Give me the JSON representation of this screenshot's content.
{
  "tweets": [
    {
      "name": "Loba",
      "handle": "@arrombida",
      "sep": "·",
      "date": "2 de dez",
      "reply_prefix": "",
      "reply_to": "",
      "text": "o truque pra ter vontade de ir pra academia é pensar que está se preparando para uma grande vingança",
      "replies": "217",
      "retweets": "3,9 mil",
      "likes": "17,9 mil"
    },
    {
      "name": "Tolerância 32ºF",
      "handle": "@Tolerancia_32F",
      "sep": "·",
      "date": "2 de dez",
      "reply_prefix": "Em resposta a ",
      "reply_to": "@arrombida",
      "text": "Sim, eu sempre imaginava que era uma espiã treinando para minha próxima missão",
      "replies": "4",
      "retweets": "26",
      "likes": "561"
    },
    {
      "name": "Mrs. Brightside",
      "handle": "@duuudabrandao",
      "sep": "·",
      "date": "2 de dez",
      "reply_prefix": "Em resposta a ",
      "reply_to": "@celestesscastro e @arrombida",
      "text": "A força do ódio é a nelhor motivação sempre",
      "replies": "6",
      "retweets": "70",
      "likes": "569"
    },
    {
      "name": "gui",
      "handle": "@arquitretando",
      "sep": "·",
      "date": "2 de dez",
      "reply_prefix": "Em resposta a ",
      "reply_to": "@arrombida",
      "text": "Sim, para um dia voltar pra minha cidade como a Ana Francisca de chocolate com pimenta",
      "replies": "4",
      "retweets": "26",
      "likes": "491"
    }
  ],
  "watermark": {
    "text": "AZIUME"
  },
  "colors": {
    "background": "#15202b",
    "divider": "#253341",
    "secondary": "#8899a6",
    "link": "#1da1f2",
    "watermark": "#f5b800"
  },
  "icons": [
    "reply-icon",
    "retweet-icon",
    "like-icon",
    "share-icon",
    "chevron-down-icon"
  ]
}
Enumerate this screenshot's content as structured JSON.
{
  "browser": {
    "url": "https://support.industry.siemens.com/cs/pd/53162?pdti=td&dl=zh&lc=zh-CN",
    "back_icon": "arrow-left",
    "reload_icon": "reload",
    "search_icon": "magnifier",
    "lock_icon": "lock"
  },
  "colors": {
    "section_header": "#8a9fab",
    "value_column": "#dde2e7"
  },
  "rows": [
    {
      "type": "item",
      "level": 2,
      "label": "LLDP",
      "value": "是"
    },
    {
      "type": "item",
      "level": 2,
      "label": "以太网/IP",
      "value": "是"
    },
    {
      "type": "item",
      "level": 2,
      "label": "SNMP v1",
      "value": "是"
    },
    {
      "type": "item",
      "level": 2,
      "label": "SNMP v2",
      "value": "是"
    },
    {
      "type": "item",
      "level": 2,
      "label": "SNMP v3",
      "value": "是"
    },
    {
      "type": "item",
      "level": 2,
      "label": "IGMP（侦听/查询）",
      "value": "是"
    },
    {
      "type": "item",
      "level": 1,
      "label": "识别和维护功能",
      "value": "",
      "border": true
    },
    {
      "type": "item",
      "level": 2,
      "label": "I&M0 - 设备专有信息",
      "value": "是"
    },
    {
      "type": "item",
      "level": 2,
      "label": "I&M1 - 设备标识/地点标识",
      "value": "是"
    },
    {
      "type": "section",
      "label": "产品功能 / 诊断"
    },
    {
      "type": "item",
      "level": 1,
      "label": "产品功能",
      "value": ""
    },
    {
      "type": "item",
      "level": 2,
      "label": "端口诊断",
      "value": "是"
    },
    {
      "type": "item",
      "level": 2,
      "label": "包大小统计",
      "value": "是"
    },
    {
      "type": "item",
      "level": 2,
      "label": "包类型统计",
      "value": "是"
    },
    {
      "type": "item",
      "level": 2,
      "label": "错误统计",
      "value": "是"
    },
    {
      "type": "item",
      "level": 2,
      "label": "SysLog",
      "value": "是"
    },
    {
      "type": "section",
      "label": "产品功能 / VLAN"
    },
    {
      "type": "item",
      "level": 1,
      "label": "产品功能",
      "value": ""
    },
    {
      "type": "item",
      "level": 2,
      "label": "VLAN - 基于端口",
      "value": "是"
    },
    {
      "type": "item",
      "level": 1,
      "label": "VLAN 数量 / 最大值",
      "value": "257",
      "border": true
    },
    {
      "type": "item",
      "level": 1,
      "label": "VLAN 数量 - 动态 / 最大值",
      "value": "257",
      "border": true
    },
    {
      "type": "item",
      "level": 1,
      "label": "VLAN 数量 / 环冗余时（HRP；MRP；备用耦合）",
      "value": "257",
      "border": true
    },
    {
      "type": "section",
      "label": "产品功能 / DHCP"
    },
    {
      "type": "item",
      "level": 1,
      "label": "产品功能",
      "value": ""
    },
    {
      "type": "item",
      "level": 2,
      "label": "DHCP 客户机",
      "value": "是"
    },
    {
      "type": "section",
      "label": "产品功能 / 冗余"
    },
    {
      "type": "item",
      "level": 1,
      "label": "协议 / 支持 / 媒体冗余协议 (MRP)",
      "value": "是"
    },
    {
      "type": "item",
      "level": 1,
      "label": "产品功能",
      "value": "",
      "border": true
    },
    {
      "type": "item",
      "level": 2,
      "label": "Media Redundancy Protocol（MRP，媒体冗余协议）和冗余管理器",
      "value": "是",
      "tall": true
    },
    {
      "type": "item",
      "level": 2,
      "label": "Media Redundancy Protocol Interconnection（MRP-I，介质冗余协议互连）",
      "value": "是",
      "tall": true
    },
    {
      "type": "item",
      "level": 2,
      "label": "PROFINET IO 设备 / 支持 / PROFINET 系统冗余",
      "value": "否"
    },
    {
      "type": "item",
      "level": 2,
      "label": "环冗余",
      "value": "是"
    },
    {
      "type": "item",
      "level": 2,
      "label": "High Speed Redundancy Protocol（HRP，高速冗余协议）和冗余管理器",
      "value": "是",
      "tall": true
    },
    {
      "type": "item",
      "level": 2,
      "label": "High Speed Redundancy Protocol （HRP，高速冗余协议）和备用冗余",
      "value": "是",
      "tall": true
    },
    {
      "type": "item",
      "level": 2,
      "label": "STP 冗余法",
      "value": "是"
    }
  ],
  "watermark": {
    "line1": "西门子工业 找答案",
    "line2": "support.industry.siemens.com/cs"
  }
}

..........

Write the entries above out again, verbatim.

• OUTPUT OF THE EXERCISE:
Give me the JSON representation of this screenshot's content.
{
  "tweets": [
    {
      "name": "Loba",
      "handle": "@arrombida",
      "sep": "·",
      "date": "2 de dez",
      "reply_prefix": "",
      "reply_to": "",
      "text": "o truque pra ter vontade de ir pra academia é pensar que está se preparando para uma grande vingança",
      "replies": "217",
      "retweets": "3,9 mil",
      "likes": "17,9 mil"
    },
    {
      "name": "Tolerância 32ºF",
      "handle": "@Tolerancia_32F",
      "sep": "·",
      "date": "2 de dez",
      "reply_prefix": "Em resposta a ",
      "reply_to": "@arrombida",
      "text": "Sim, eu sempre imaginava que era uma espiã treinando para minha próxima missão",
      "replies": "4",
      "retweets": "26",
      "likes": "561"
    },
    {
      "name": "Mrs. Brightside",
      "handle": "@duuudabrandao",
      "sep": "·",
      "date": "2 de dez",
      "reply_prefix": "Em resposta a ",
      "reply_to": "@celestesscastro e @arrombida",
      "text": "A força do ódio é a nelhor motivação sempre",
      "replies": "6",
      "retweets": "70",
      "likes": "569"
    },
    {
      "name": "gui",
      "handle": "@arquitretando",
      "sep": "·",
      "date": "2 de dez",
      "reply_prefix": "Em resposta a ",
      "reply_to": "@arrombida",
      "text": "Sim, para um dia voltar pra minha cidade como a Ana Francisca de chocolate com pimenta",
      "replies": "4",
      "retweets": "26",
      "likes": "491"
    }
  ],
  "watermark": {
    "text": "AZIUME"
  },
  "colors": {
    "background": "#15202b",
    "divider": "#253341",
    "secondary": "#8899a6",
    "link": "#1da1f2",
    "watermark": "#f5b800"
  },
  "icons": [
    "reply-icon",
    "retweet-icon",
    "like-icon",
    "share-icon",
    "chevron-down-icon"
  ]
}
Enumerate this screenshot's content as structured JSON.
{
  "browser": {
    "url": "https://support.industry.siemens.com/cs/pd/53162?pdti=td&dl=zh&lc=zh-CN",
    "back_icon": "arrow-left",
    "reload_icon": "reload",
    "search_icon": "magnifier",
    "lock_icon": "lock"
  },
  "colors": {
    "section_header": "#8a9fab",
    "value_column": "#dde2e7"
  },
  "rows": [
    {
      "type": "item",
      "level": 2,
      "label": "LLDP",
      "value": "是"
    },
    {
      "type": "item",
      "level": 2,
      "label": "以太网/IP",
      "value": "是"
    },
    {
      "type": "item",
      "level": 2,
      "label": "SNMP v1",
      "value": "是"
    },
    {
      "type": "item",
      "level": 2,
      "label": "SNMP v2",
      "value": "是"
    },
    {
      "type": "item",
      "level": 2,
      "label": "SNMP v3",
      "value": "是"
    },
    {
      "type": "item",
      "level": 2,
      "label": "IGMP（侦听/查询）",
      "value": "是"
    },
    {
      "type": "item",
      "level": 1,
      "label": "识别和维护功能",
      "value": "",
      "border": true
    },
    {
      "type": "item",
      "level": 2,
      "label": "I&M0 - 设备专有信息",
      "value": "是"
    },
    {
      "type": "item",
      "level": 2,
      "label": "I&M1 - 设备标识/地点标识",
      "value": "是"
    },
    {
      "type": "section",
      "label": "产品功能 / 诊断"
    },
    {
      "type": "item",
      "level": 1,
      "label": "产品功能",
      "value": ""
    },
    {
      "type": "item",
      "level": 2,
      "label": "端口诊断",
      "value": "是"
    },
    {
      "type": "item",
      "level": 2,
      "label": "包大小统计",
      "value": "是"
    },
    {
      "type": "item",
      "level": 2,
      "label": "包类型统计",
      "value": "是"
    },
    {
      "type": "item",
      "level": 2,
      "label": "错误统计",
      "value": "是"
    },
    {
      "type": "item",
      "level": 2,
      "label": "SysLog",
      "value": "是"
    },
    {
      "type": "section",
      "label": "产品功能 / VLAN"
    },
    {
      "type": "item",
      "level": 1,
      "label": "产品功能",
      "value": ""
    },
    {
      "type": "item",
      "level": 2,
      "label": "VLAN - 基于端口",
      "value": "是"
    },
    {
      "type": "item",
      "level": 1,
      "label": "VLAN 数量 / 最大值",
      "value": "257",
      "border": true
    },
    {
      "type": "item",
      "level": 1,
      "label": "VLAN 数量 - 动态 / 最大值",
      "value": "257",
      "border": true
    },
    {
      "type": "item",
      "level": 1,
      "label": "VLAN 数量 / 环冗余时（HRP；MRP；备用耦合）",
      "value": "257",
      "border": true
    },
    {
      "type": "section",
      "label": "产品功能 / DHCP"
    },
    {
      "type": "item",
      "level": 1,
      "label": "产品功能",
      "value": ""
    },
    {
      "type": "item",
      "level": 2,
      "label": "DHCP 客户机",
      "value": "是"
    },
    {
      "type": "section",
      "label": "产品功能 / 冗余"
    },
    {
      "type": "item",
      "level": 1,
      "label": "协议 / 支持 / 媒体冗余协议 (MRP)",
      "value": "是"
    },
    {
      "type": "item",
      "level": 1,
      "label": "产品功能",
      "value": "",
      "border": true
    },
    {
      "type": "item",
      "level": 2,
      "label": "Media Redundancy Protocol（MRP，媒体冗余协议）和冗余管理器",
      "value": "是",
      "tall": true
    },
    {
      "type": "item",
      "level": 2,
      "label": "Media Redundancy Protocol Interconnection（MRP-I，介质冗余协议互连）",
      "value": "是",
      "tall": true
    },
    {
      "type": "item",
      "level": 2,
      "label": "PROFINET IO 设备 / 支持 / PROFINET 系统冗余",
      "value": "否"
    },
    {
      "type": "item",
      "level": 2,
      "label": "环冗余",
      "value": "是"
    },
    {
      "type": "item",
      "level": 2,
      "label": "High Speed Redundancy Protocol（HRP，高速冗余协议）和冗余管理器",
      "value": "是",
      "tall": true
    },
    {
      "type": "item",
      "level": 2,
      "label": "High Speed Redundancy Protocol （HRP，高速冗余协议）和备用冗余",
      "value": "是",
      "tall": true
    },
    {
      "type": "item",
      "level": 2,
      "label": "STP 冗余法",
      "value": "是"
    }
  ],
  "watermark": {
    "line1": "西门子工业 找答案",
    "line2": "support.industry.siemens.com/cs"
  }
}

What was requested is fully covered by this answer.